good confession—something parents may want to watch too.
While this is meant to be viewed over 4-5 weeks, it can be selfpaced
as well. You might want to watch it as a family, or gather
some friends together to discuss it (there’s a special leader’s
guide website to help with this). This is FREE for St. Raymond’s
parishioners who are registered with FORMED.ORG. If you
have not registered, just go online to
www.straymonds.formed.org. If you have any questions, see
the FORMED.ORG bulletin board in the narthex, or contact
Mike and Sheri Burns at formed@straymonds.org.
Parents Beware: Fairfax Public Schools at It Again. (Adults
only)
On February 8, 2018, the Family Life Education Curriculum
Advisory Committee (FLECAC) met to discuss infecting the
school curriculum with their twisted understanding of sexuality. I
was unable to attend, but a friend who did attend offered me these
notes from the meeting:
During the meeting, two regular citizen members of the
committee tried to offer amendments to the curriculum to remove
the phrase “sex assigned at birth,” which appears numerous
times in the lessons, along with the proposed teaching that it is
wrong for a delivery room doctor to say male and female
genitalia determine if the baby is boy or a girl.
Through parliamentary maneuvers, the amendment was
put off indefinitely without debate. The vote to cut off debate
passed 23-3. A motion for a roll call to put the members on
record was killed by voice vote so there was no debate and no
accountability.
Another citizen member made a motion that, somewhere
in the numerous lessons about various contraceptive methods
taught beginning in eighth grade, there ought to be something
about the possible health risks of certain contraceptives. This,
too, was shut down without debate, by a vote of 23-3. A roll call
of the vote was shouted down by voice vote.
Another citizen member made a motion to include a
discussion in the lessons about the health risks associated with
hormonal and surgical “transitioning.” This, too, was not
allowed.
One new member of the committee, was vociferous in
arguing that these motions should not even be discussed. One
high school student member said that transphobia stems from
white supremacy.
One county employee member asked why there was no
lesson on sodomy for the seventh graders, after all, there was a
lesson on fellatio and cunnilingus–my terms here: they used more
graphic vulgar terms. The chairman assured her that the
discussion of sodomy begins in the eighth grade. The chairman
apologized to the adults present for using those graphic terms,
even though those terms are scripted into the lessons for children.

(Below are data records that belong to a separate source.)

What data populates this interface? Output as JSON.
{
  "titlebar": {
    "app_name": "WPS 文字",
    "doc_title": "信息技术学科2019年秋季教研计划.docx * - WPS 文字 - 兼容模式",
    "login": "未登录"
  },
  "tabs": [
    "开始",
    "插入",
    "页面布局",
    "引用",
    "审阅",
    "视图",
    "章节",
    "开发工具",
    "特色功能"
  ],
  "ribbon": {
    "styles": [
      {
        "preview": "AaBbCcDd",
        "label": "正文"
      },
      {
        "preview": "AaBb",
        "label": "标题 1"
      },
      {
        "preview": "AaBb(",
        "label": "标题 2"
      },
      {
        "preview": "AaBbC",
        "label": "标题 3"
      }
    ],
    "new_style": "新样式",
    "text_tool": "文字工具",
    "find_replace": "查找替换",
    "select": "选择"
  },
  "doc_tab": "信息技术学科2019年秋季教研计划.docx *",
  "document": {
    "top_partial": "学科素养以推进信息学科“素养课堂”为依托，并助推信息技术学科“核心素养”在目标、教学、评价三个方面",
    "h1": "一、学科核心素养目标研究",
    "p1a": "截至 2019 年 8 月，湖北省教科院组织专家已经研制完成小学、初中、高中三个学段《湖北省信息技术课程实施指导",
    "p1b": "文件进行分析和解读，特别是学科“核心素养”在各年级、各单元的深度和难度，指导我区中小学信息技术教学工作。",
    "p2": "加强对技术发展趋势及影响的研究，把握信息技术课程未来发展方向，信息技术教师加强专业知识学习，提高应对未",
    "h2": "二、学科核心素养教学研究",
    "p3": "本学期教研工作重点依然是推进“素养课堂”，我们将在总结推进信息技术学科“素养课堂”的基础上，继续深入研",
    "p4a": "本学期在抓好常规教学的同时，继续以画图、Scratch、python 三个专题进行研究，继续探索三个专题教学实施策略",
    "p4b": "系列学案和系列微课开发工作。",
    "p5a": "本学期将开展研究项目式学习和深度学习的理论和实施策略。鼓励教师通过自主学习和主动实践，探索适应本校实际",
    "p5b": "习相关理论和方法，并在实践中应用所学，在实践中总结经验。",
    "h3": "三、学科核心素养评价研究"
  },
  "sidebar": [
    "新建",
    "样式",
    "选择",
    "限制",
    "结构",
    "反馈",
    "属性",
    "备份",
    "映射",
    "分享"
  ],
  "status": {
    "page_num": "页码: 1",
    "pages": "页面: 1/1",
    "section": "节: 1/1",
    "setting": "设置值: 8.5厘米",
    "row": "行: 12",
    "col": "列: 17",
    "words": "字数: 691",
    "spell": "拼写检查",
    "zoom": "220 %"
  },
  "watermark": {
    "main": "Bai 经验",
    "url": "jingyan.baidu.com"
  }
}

Florida School Shootings. We all mourn and pray for the victims
and families of the February 14 shooting at Stoneman Douglas
High School in Parkland, Fla. Of course, now the finger pointing
begins, especially on partisan lines. I don’t know what the answer
is, but I think it is sadly ironic that most of the nation turns to God
in prayer after horrible events like this, while our schools refuse
to allow even any discussion of God before events like this. Is it
any wonder there is such violence in schools when we have
rejected and even mocked the teachings of the Prince of Peace? Is
it surprising that the national school system has suffered from
increasing violence and degeneracy ever since it began, a few
years/decades ago, to reject the Christian moral system that used
to teach our kids to know right from wrong?
February 14 was Ash Wednesday. Sin is the cause of all
these horrible things happening in society. And Jesus, and
repenting and believing in the Gospel, is the remedy. How is sin
effecting your schools, your family, your children, yourself? Lent
is a time to reflect on this. And to change.
Lenten Series. My talks on “The Mass and the Eucharist”
continue this Thursday at 7 pm in the Parish Hall. This week we
will look at what the Church’s Tradition teaches us about the
Eucharistic Mystery. All are invited—you need not have come
last week! Babysitting is available (call the office for
reservations).
Oremus pro invicem. Fr. De Celles